The Springs School Board is considering eliminating a special education teacher in the 2012-13 school year as part of its efforts to bring the district budget in line with the state’s new 2-percent cap on property tax levy increases.
All public schools in the state were waiting on the final protocol to come from Albany regarding the cap. March 1 was to be the deadline for boards across the state to submit their hard numbers for the property tax levy calculation, based on equations to be sent from the governor’s office, but as of the night before, no one had yet heard a gubernatorial peep.
Last year’s approved budget was $24.8 million, but Springs has yet to release a hard number for 2012-13.
At a budget workshop on Feb. 29, Kathee Burke Gonzalez, the school board president, introduced Colleen Card, the school’s business administrator, to discuss the high school tuition rates, and some other salient points.
“The rules of engagement have changed,” Ms. Burke Gonzalez said. She called the decisions to be made this year “critical.”
Last year, Springs paid $25,677 per high school student to the East Hampton school district. This year, per the tuition contract signed last year, the price rises to $27,345 per student, more than 6 percent. This year there were 273 Springs students at the high school, but there are 8 fewer expected in the 2012-13 school year. Because of increased tuition costs, however, the tuition amount due to East Hampton will climb from $7.01 million to $7.24 million.
The tuition for students with disabilities at the high school has jumped from $55,292 per student to $63,114. There are six Springs students with disabilities at the high school this year, and two more are expected to join them next year. The Springs principal, Eric Casale, said that he had reviewed the school’s special education programs and “to not only meet their needs but also be fiscally responsible,” the decision has been made to subtract one special education educator from next year, “either by excessing or through retirement,” he said.
The “real cost” of a step one teacher was also explored.

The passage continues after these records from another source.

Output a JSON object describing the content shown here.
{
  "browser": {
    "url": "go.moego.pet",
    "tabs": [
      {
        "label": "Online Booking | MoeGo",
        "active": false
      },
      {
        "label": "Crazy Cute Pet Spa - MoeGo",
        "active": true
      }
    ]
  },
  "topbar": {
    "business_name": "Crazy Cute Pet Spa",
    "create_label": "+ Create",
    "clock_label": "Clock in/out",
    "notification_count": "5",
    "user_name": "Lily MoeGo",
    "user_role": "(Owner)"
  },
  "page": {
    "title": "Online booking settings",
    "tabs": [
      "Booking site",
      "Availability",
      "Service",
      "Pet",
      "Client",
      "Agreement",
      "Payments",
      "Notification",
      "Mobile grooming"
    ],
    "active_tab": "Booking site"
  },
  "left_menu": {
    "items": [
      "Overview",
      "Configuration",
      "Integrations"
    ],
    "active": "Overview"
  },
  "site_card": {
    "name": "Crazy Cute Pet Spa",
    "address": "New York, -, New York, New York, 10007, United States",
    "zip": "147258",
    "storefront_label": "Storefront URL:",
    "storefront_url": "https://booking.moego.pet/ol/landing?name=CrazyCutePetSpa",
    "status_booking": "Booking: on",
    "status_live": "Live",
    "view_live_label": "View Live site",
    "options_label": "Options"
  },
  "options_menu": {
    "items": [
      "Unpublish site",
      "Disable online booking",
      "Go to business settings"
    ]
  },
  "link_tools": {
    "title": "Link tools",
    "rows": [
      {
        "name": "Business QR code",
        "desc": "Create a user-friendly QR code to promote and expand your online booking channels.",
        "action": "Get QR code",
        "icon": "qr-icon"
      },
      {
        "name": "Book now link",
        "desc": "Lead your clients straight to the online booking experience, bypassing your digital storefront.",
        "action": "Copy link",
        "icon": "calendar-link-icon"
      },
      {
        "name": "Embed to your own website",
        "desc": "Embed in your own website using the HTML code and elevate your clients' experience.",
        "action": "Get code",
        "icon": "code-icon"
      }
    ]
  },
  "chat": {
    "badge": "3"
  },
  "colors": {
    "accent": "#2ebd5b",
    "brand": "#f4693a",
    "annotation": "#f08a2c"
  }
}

Although the teacher’s salary would come in at $54,000, the district is also responsible for paying 11.84 percent of that salary into the teachers retirement fund, and an additional 18.5 percent of the salary into the New York State employees retirement system. Health insurance can run from $9,000 to $21,000, depending on whether the teacher is single or has a family, and Social Security and Medicare payments are another 7.65 percent. A teacher hired at a salary of $54,000 costs the district $84,599, Ms. Card explained.
In a statement, Nancy Olson and Amy Turner, two Springs teachers and co-presidents of the Springs Teachers Association, commended the board on holding the community forum. “We are aware that the recent tax cap legislation and economic crises present you with very difficult choices this budget season,” Ms. Olson read. “As we have stated in a recent press release, the S.T.A. is committed to doing its part to help preserve the valuable programs that benefit kids here at Springs School.”
The letter suggested that the board reconsider its new administrative model and forgo adding an assistant principal.
“Although we recognize the advantages of adding an assistant principal, under our financial circumstances, we believe it would be preferable to apply that money to the preservation of programs for students and distribute these administrative duties to existing staff,” Ms. Olson read.
An earlier letter from the S.T.A. stated, “We are pleased to say that, although there is still much to be worked out, the S.T.A. and the district have a tentative agreement that calls for salary freezes and benefit concessions totaling over half a million dollars in savings to the district.” As of the meeting on Feb. 29, though, the teachers are still receiving their “step” increases annually, according to Michael Hartner, the school superintendent.
“This community cannot afford the ever-increasing taxes,” Carol Buda, a retired teacher and Springs resident, said during the public comment period. “It is literally forcing some people out of their homes. I don’t want to see the school fall apart,” she added, “but there are 30 teachers here making $100,000-plus. If a teacher is married to another teacher, or a policeman, I think that puts them in Obama’s 1 percent.”
Others in the audience echoed the sentiment and the school’s motto — “Springs School: Where Children Come First” — and were upset that possible cuts discussed at the budget meetings and the community forum held on Feb. 11 seemed to focus on eliminating school programs.
“If you slash and burn this year, what are you going to do next year?” Ms. Buda asked.
Rameshwar Das pointed to the fact that the school tax in Springs is four times that of Amagansett.
Kristy LaMonda, a Springs teacher and resident, said her father “grew up steps from this school, the youngest of 12 kids who all went here.”
“I feel like I’m constantly defending this school,” she said. “It’s not that we [the district] are doing anything irresponsible with the money we’re given. We have no oceanfront property, we have no business district.” What Springs does have, as several speakers pointed out, is a 27-percent population jump in the past four years.
“There’s a sense of entitlement in this community,” said Dawn Flagg, a Springs resident. “Some people have been out of a job for years. Nothing is free. When I wanted my kids to go to preschool, I paid for it.”
“If you have a job and you have security, that’s something to be grateful for, instead of looking for the next green leaf from a tree that isn’t there.”